TASK OBJECTIVE — Each entry below should appear again exactly as written, without pictures.
◇ ◇ ◇ ◇ ◇ ◇ ◇
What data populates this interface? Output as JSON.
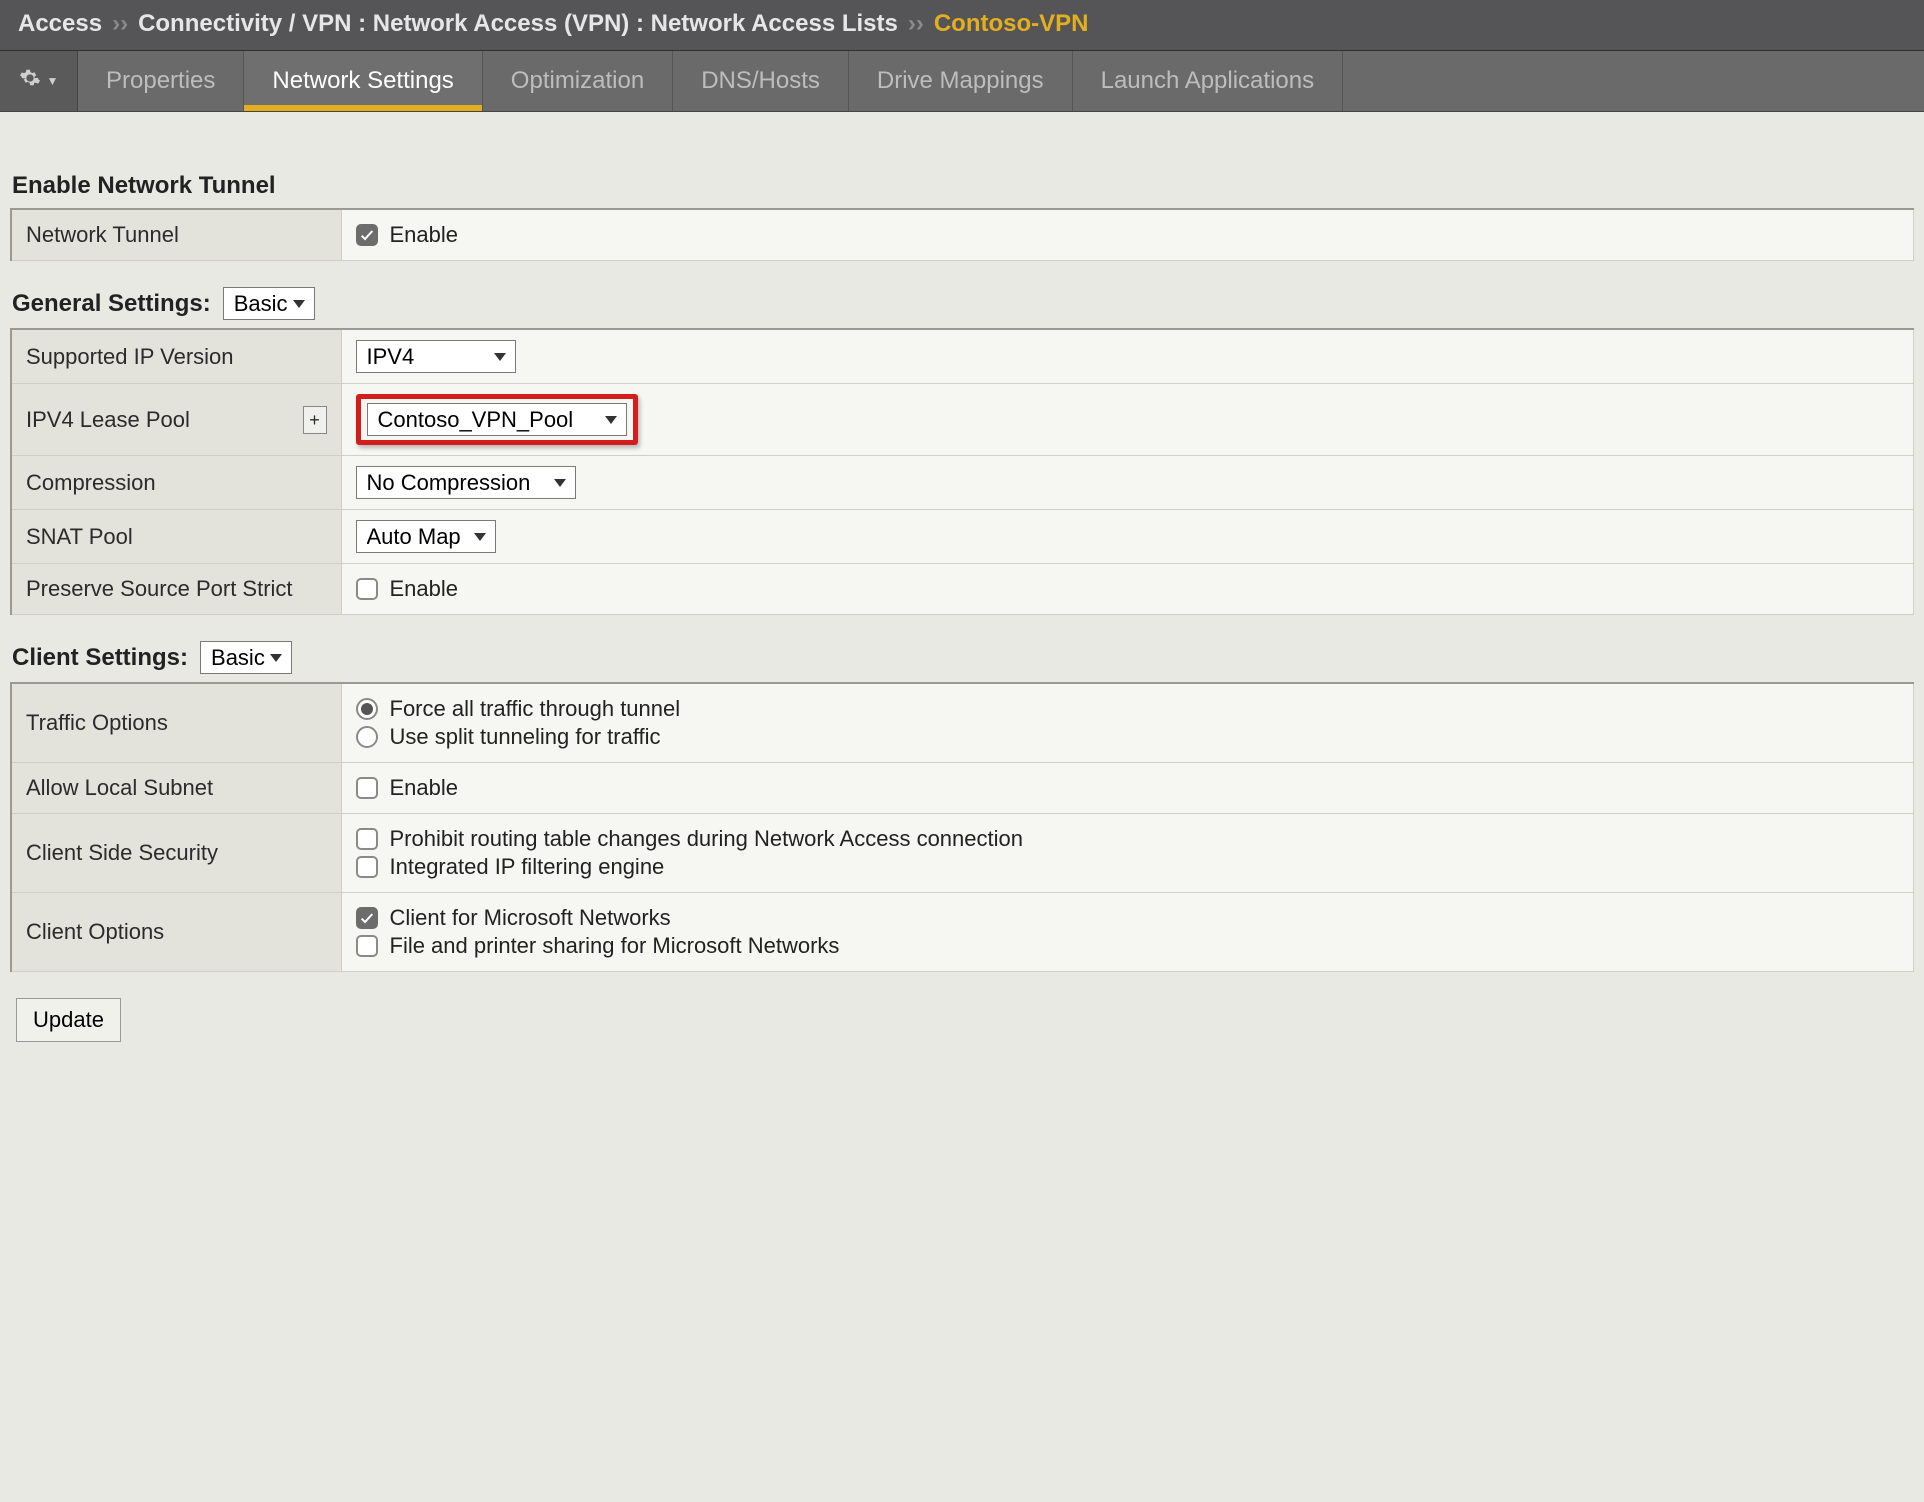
{
  "breadcrumb": {
    "root": "Access",
    "sep": "››",
    "path": "Connectivity / VPN : Network Access (VPN) : Network Access Lists",
    "current": "Contoso-VPN"
  },
  "tabs": [
    {
      "label": "Properties",
      "active": false
    },
    {
      "label": "Network Settings",
      "active": true
    },
    {
      "label": "Optimization",
      "active": false
    },
    {
      "label": "DNS/Hosts",
      "active": false
    },
    {
      "label": "Drive Mappings",
      "active": false
    },
    {
      "label": "Launch Applications",
      "active": false
    }
  ],
  "sections": {
    "tunnel": {
      "title": "Enable Network Tunnel",
      "rows": {
        "network_tunnel": {
          "label": "Network Tunnel",
          "checkbox_label": "Enable",
          "checked": true
        }
      }
    },
    "general": {
      "title": "General Settings:",
      "mode": "Basic",
      "rows": {
        "ip_version": {
          "label": "Supported IP Version",
          "value": "IPV4"
        },
        "lease_pool": {
          "label": "IPV4 Lease Pool",
          "value": "Contoso_VPN_Pool",
          "add_label": "+"
        },
        "compression": {
          "label": "Compression",
          "value": "No Compression"
        },
        "snat": {
          "label": "SNAT Pool",
          "value": "Auto Map"
        },
        "preserve_port": {
          "label": "Preserve Source Port Strict",
          "checkbox_label": "Enable",
          "checked": false
        }
      }
    },
    "client": {
      "title": "Client Settings:",
      "mode": "Basic",
      "rows": {
        "traffic": {
          "label": "Traffic Options",
          "options": [
            {
              "label": "Force all traffic through tunnel",
              "selected": true
            },
            {
              "label": "Use split tunneling for traffic",
              "selected": false
            }
          ]
        },
        "allow_local": {
          "label": "Allow Local Subnet",
          "checkbox_label": "Enable",
          "checked": false
        },
        "security": {
          "label": "Client Side Security",
          "options": [
            {
              "label": "Prohibit routing table changes during Network Access connection",
              "checked": false
            },
            {
              "label": "Integrated IP filtering engine",
              "checked": false
            }
          ]
        },
        "client_opts": {
          "label": "Client Options",
          "options": [
            {
              "label": "Client for Microsoft Networks",
              "checked": true
            },
            {
              "label": "File and printer sharing for Microsoft Networks",
              "checked": false
            }
          ]
        }
      }
    }
  },
  "footer": {
    "update": "Update"
  }
}
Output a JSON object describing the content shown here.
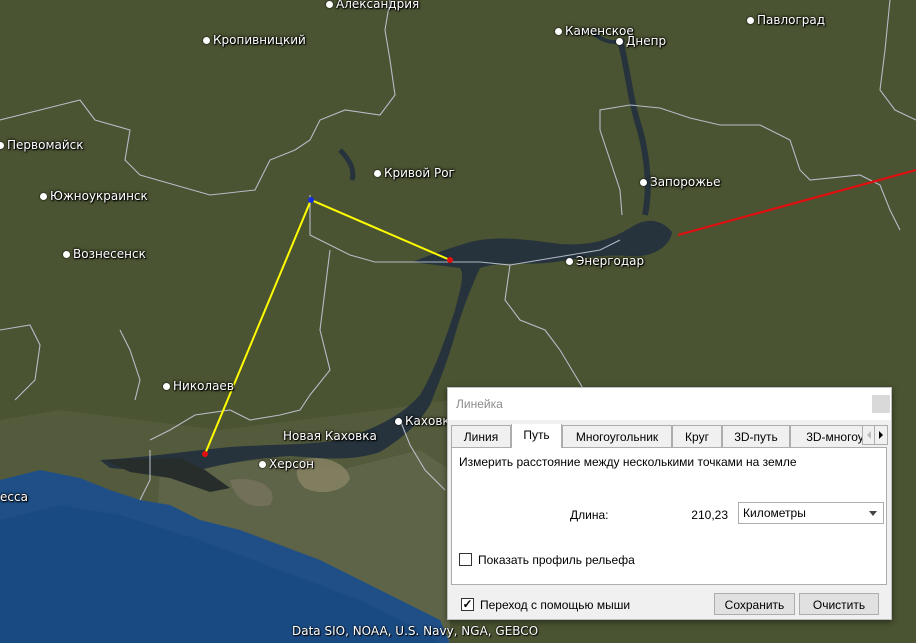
{
  "map": {
    "cities": [
      {
        "id": "aleksandriya",
        "name": "Александрия"
      },
      {
        "id": "pavlograd",
        "name": "Павлоград"
      },
      {
        "id": "kropivnitsky",
        "name": "Кропивницкий"
      },
      {
        "id": "kamenskoe",
        "name": "Каменское"
      },
      {
        "id": "dnepr",
        "name": "Днепр"
      },
      {
        "id": "pervomaysk",
        "name": "Первомайск"
      },
      {
        "id": "krivoy-rog",
        "name": "Кривой Рог"
      },
      {
        "id": "yuzhnoukrainsk",
        "name": "Южноукраинск"
      },
      {
        "id": "zaporozhye",
        "name": "Запорожье"
      },
      {
        "id": "voznesensk",
        "name": "Вознесенск"
      },
      {
        "id": "energodar",
        "name": "Энергодар"
      },
      {
        "id": "nikolaev",
        "name": "Николаев"
      },
      {
        "id": "kakhovka",
        "name": "Каховк"
      },
      {
        "id": "nova-kakhovka",
        "name": "Новая Каховка"
      },
      {
        "id": "kherson",
        "name": "Херсон"
      },
      {
        "id": "odessa",
        "name": "есса"
      }
    ],
    "attribution": "Data SIO, NOAA, U.S. Navy, NGA, GEBCO",
    "colors": {
      "path_line": "#ffff00",
      "other_line": "#e01010",
      "border_line": "#c8cfe0",
      "water": "#24343f",
      "land": "#4a5236"
    }
  },
  "ruler": {
    "title": "Линейка",
    "tabs": [
      "Линия",
      "Путь",
      "Многоугольник",
      "Круг",
      "3D-путь",
      "3D-многоу"
    ],
    "active_tab": "Путь",
    "description": "Измерить расстояние между несколькими точками на земле",
    "length_label": "Длина:",
    "length_value": "210,23",
    "unit": "Километры",
    "show_profile_label": "Показать профиль рельефа",
    "show_profile_checked": false,
    "mouse_nav_label": "Переход с помощью мыши",
    "mouse_nav_checked": true,
    "save_label": "Сохранить",
    "clear_label": "Очистить"
  }
}
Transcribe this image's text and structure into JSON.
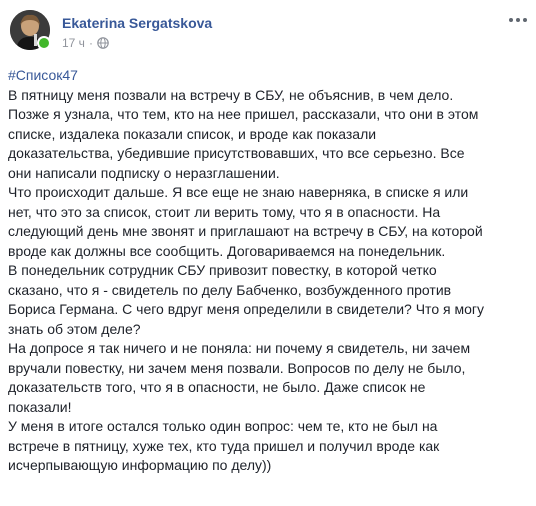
{
  "post": {
    "author": "Ekaterina Sergatskova",
    "time": "17 ч",
    "dot": "·",
    "hashtag": "#Список47",
    "paragraphs": [
      "В пятницу меня позвали на встречу в СБУ, не объяснив, в чем дело.\nПозже я узнала, что тем, кто на нее пришел, рассказали, что они в этом\nсписке, издалека показали список, и вроде как показали\nдоказательства, убедившие присутствовавших, что все серьезно. Все\nони написали подписку о неразглашении.",
      "Что происходит дальше. Я все еще не знаю наверняка, в списке я или\nнет, что это за список, стоит ли верить тому, что я в опасности. На\nследующий день мне звонят и приглашают на встречу в СБУ, на которой\nвроде как должны все сообщить. Договариваемся на понедельник.",
      "В понедельник сотрудник СБУ привозит повестку, в которой четко\nсказано, что я - свидетель по делу Бабченко, возбужденного против\nБориса Германа. С чего вдруг меня определили в свидетели? Что я могу\nзнать об этом деле?",
      "На допросе я так ничего и не поняла: ни почему я свидетель, ни зачем\nвручали повестку, ни зачем меня позвали. Вопросов по делу не было,\nдоказательств того, что я в опасности, не было. Даже список не\nпоказали!",
      "У меня в итоге остался только один вопрос: чем те, кто не был на\nвстрече в пятницу, хуже тех, кто туда пришел и получил вроде как\nисчерпывающую информацию по делу))"
    ]
  }
}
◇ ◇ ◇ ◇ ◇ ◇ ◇
RESPONSE —
What data populates this interface? Output as JSON.
{
  "breadcrumb": {
    "root": "Access",
    "sep": "››",
    "path": "Connectivity / VPN : Network Access (VPN) : Network Access Lists",
    "current": "Contoso-VPN"
  },
  "tabs": [
    {
      "label": "Properties",
      "active": false
    },
    {
      "label": "Network Settings",
      "active": true
    },
    {
      "label": "Optimization",
      "active": false
    },
    {
      "label": "DNS/Hosts",
      "active": false
    },
    {
      "label": "Drive Mappings",
      "active": false
    },
    {
      "label": "Launch Applications",
      "active": false
    }
  ],
  "sections": {
    "tunnel": {
      "title": "Enable Network Tunnel",
      "rows": {
        "network_tunnel": {
          "label": "Network Tunnel",
          "checkbox_label": "Enable",
          "checked": true
        }
      }
    },
    "general": {
      "title": "General Settings:",
      "mode": "Basic",
      "rows": {
        "ip_version": {
          "label": "Supported IP Version",
          "value": "IPV4"
        },
        "lease_pool": {
          "label": "IPV4 Lease Pool",
          "value": "Contoso_VPN_Pool",
          "add_label": "+"
        },
        "compression": {
          "label": "Compression",
          "value": "No Compression"
        },
        "snat": {
          "label": "SNAT Pool",
          "value": "Auto Map"
        },
        "preserve_port": {
          "label": "Preserve Source Port Strict",
          "checkbox_label": "Enable",
          "checked": false
        }
      }
    },
    "client": {
      "title": "Client Settings:",
      "mode": "Basic",
      "rows": {
        "traffic": {
          "label": "Traffic Options",
          "options": [
            {
              "label": "Force all traffic through tunnel",
              "selected": true
            },
            {
              "label": "Use split tunneling for traffic",
              "selected": false
            }
          ]
        },
        "allow_local": {
          "label": "Allow Local Subnet",
          "checkbox_label": "Enable",
          "checked": false
        },
        "security": {
          "label": "Client Side Security",
          "options": [
            {
              "label": "Prohibit routing table changes during Network Access connection",
              "checked": false
            },
            {
              "label": "Integrated IP filtering engine",
              "checked": false
            }
          ]
        },
        "client_opts": {
          "label": "Client Options",
          "options": [
            {
              "label": "Client for Microsoft Networks",
              "checked": true
            },
            {
              "label": "File and printer sharing for Microsoft Networks",
              "checked": false
            }
          ]
        }
      }
    }
  },
  "footer": {
    "update": "Update"
  }
}
Output a JSON object describing the content shown here.
{
  "map": {
    "cities": [
      {
        "id": "aleksandriya",
        "name": "Александрия"
      },
      {
        "id": "pavlograd",
        "name": "Павлоград"
      },
      {
        "id": "kropivnitsky",
        "name": "Кропивницкий"
      },
      {
        "id": "kamenskoe",
        "name": "Каменское"
      },
      {
        "id": "dnepr",
        "name": "Днепр"
      },
      {
        "id": "pervomaysk",
        "name": "Первомайск"
      },
      {
        "id": "krivoy-rog",
        "name": "Кривой Рог"
      },
      {
        "id": "yuzhnoukrainsk",
        "name": "Южноукраинск"
      },
      {
        "id": "zaporozhye",
        "name": "Запорожье"
      },
      {
        "id": "voznesensk",
        "name": "Вознесенск"
      },
      {
        "id": "energodar",
        "name": "Энергодар"
      },
      {
        "id": "nikolaev",
        "name": "Николаев"
      },
      {
        "id": "kakhovka",
        "name": "Каховк"
      },
      {
        "id": "nova-kakhovka",
        "name": "Новая Каховка"
      },
      {
        "id": "kherson",
        "name": "Херсон"
      },
      {
        "id": "odessa",
        "name": "есса"
      }
    ],
    "attribution": "Data SIO, NOAA, U.S. Navy, NGA, GEBCO",
    "colors": {
      "path_line": "#ffff00",
      "other_line": "#e01010",
      "border_line": "#c8cfe0",
      "water": "#24343f",
      "land": "#4a5236"
    }
  },
  "ruler": {
    "title": "Линейка",
    "tabs": [
      "Линия",
      "Путь",
      "Многоугольник",
      "Круг",
      "3D-путь",
      "3D-многоу"
    ],
    "active_tab": "Путь",
    "description": "Измерить расстояние между несколькими точками на земле",
    "length_label": "Длина:",
    "length_value": "210,23",
    "unit": "Километры",
    "show_profile_label": "Показать профиль рельефа",
    "show_profile_checked": false,
    "mouse_nav_label": "Переход с помощью мыши",
    "mouse_nav_checked": true,
    "save_label": "Сохранить",
    "clear_label": "Очистить"
  }
}
Transcribe this image's text and structure into JSON.
{
  "post": {
    "author": "Ekaterina Sergatskova",
    "time": "17 ч",
    "dot": "·",
    "hashtag": "#Список47",
    "paragraphs": [
      "В пятницу меня позвали на встречу в СБУ, не объяснив, в чем дело.\nПозже я узнала, что тем, кто на нее пришел, рассказали, что они в этом\nсписке, издалека показали список, и вроде как показали\nдоказательства, убедившие присутствовавших, что все серьезно. Все\nони написали подписку о неразглашении.",
      "Что происходит дальше. Я все еще не знаю наверняка, в списке я или\nнет, что это за список, стоит ли верить тому, что я в опасности. На\nследующий день мне звонят и приглашают на встречу в СБУ, на которой\nвроде как должны все сообщить. Договариваемся на понедельник.",
      "В понедельник сотрудник СБУ привозит повестку, в которой четко\nсказано, что я - свидетель по делу Бабченко, возбужденного против\nБориса Германа. С чего вдруг меня определили в свидетели? Что я могу\nзнать об этом деле?",
      "На допросе я так ничего и не поняла: ни почему я свидетель, ни зачем\nвручали повестку, ни зачем меня позвали. Вопросов по делу не было,\nдоказательств того, что я в опасности, не было. Даже список не\nпоказали!",
      "У меня в итоге остался только один вопрос: чем те, кто не был на\nвстрече в пятницу, хуже тех, кто туда пришел и получил вроде как\nисчерпывающую информацию по делу))"
    ]
  }
}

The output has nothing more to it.